(Provided records begins)

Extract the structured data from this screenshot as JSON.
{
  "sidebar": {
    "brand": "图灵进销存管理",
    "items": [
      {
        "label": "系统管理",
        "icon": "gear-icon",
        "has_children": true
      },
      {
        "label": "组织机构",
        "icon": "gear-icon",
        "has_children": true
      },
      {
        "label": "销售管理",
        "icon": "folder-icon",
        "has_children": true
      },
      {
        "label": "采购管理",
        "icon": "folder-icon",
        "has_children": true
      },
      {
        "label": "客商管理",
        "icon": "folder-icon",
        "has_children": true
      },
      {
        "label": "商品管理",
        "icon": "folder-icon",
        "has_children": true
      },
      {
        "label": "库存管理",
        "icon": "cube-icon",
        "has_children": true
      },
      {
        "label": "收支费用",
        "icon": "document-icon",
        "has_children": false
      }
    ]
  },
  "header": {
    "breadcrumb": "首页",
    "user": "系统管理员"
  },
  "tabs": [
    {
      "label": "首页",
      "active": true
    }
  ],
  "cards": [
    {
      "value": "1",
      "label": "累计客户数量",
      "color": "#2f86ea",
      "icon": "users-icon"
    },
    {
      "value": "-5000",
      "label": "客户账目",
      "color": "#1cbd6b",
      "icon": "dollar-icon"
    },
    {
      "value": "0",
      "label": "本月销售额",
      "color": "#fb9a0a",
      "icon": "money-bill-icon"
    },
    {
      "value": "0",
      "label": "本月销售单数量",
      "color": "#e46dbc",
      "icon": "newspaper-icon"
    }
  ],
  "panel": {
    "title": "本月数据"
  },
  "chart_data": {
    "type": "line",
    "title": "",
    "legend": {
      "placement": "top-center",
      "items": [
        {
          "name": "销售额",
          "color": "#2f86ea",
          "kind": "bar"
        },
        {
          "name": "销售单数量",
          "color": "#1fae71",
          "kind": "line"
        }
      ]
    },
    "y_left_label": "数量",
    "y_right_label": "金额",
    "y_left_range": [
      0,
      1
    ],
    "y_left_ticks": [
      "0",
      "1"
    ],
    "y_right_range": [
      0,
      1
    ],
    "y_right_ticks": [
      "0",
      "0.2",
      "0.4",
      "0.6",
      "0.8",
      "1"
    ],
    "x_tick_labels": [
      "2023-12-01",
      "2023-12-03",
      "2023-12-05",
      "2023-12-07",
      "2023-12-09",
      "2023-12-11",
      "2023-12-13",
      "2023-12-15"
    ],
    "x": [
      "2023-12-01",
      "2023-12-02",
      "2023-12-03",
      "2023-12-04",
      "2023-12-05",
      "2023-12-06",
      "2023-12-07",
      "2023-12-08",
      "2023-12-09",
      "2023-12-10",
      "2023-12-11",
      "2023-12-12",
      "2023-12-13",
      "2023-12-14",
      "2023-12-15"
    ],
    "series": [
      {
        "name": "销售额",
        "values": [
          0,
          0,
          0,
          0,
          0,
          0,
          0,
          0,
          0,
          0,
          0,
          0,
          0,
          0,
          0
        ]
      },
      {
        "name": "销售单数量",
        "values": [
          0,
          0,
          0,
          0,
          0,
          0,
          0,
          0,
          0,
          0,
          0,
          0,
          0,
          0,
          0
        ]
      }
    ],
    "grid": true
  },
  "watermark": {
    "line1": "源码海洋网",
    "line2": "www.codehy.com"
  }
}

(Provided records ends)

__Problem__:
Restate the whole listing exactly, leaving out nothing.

__Problem solution__:
Extract the structured data from this screenshot as JSON.
{
  "sidebar": {
    "brand": "图灵进销存管理",
    "items": [
      {
        "label": "系统管理",
        "icon": "gear-icon",
        "has_children": true
      },
      {
        "label": "组织机构",
        "icon": "gear-icon",
        "has_children": true
      },
      {
        "label": "销售管理",
        "icon": "folder-icon",
        "has_children": true
      },
      {
        "label": "采购管理",
        "icon": "folder-icon",
        "has_children": true
      },
      {
        "label": "客商管理",
        "icon": "folder-icon",
        "has_children": true
      },
      {
        "label": "商品管理",
        "icon": "folder-icon",
        "has_children": true
      },
      {
        "label": "库存管理",
        "icon": "cube-icon",
        "has_children": true
      },
      {
        "label": "收支费用",
        "icon": "document-icon",
        "has_children": false
      }
    ]
  },
  "header": {
    "breadcrumb": "首页",
    "user": "系统管理员"
  },
  "tabs": [
    {
      "label": "首页",
      "active": true
    }
  ],
  "cards": [
    {
      "value": "1",
      "label": "累计客户数量",
      "color": "#2f86ea",
      "icon": "users-icon"
    },
    {
      "value": "-5000",
      "label": "客户账目",
      "color": "#1cbd6b",
      "icon": "dollar-icon"
    },
    {
      "value": "0",
      "label": "本月销售额",
      "color": "#fb9a0a",
      "icon": "money-bill-icon"
    },
    {
      "value": "0",
      "label": "本月销售单数量",
      "color": "#e46dbc",
      "icon": "newspaper-icon"
    }
  ],
  "panel": {
    "title": "本月数据"
  },
  "chart_data": {
    "type": "line",
    "title": "",
    "legend": {
      "placement": "top-center",
      "items": [
        {
          "name": "销售额",
          "color": "#2f86ea",
          "kind": "bar"
        },
        {
          "name": "销售单数量",
          "color": "#1fae71",
          "kind": "line"
        }
      ]
    },
    "y_left_label": "数量",
    "y_right_label": "金额",
    "y_left_range": [
      0,
      1
    ],
    "y_left_ticks": [
      "0",
      "1"
    ],
    "y_right_range": [
      0,
      1
    ],
    "y_right_ticks": [
      "0",
      "0.2",
      "0.4",
      "0.6",
      "0.8",
      "1"
    ],
    "x_tick_labels": [
      "2023-12-01",
      "2023-12-03",
      "2023-12-05",
      "2023-12-07",
      "2023-12-09",
      "2023-12-11",
      "2023-12-13",
      "2023-12-15"
    ],
    "x": [
      "2023-12-01",
      "2023-12-02",
      "2023-12-03",
      "2023-12-04",
      "2023-12-05",
      "2023-12-06",
      "2023-12-07",
      "2023-12-08",
      "2023-12-09",
      "2023-12-10",
      "2023-12-11",
      "2023-12-12",
      "2023-12-13",
      "2023-12-14",
      "2023-12-15"
    ],
    "series": [
      {
        "name": "销售额",
        "values": [
          0,
          0,
          0,
          0,
          0,
          0,
          0,
          0,
          0,
          0,
          0,
          0,
          0,
          0,
          0
        ]
      },
      {
        "name": "销售单数量",
        "values": [
          0,
          0,
          0,
          0,
          0,
          0,
          0,
          0,
          0,
          0,
          0,
          0,
          0,
          0,
          0
        ]
      }
    ],
    "grid": true
  },
  "watermark": {
    "line1": "源码海洋网",
    "line2": "www.codehy.com"
  }
}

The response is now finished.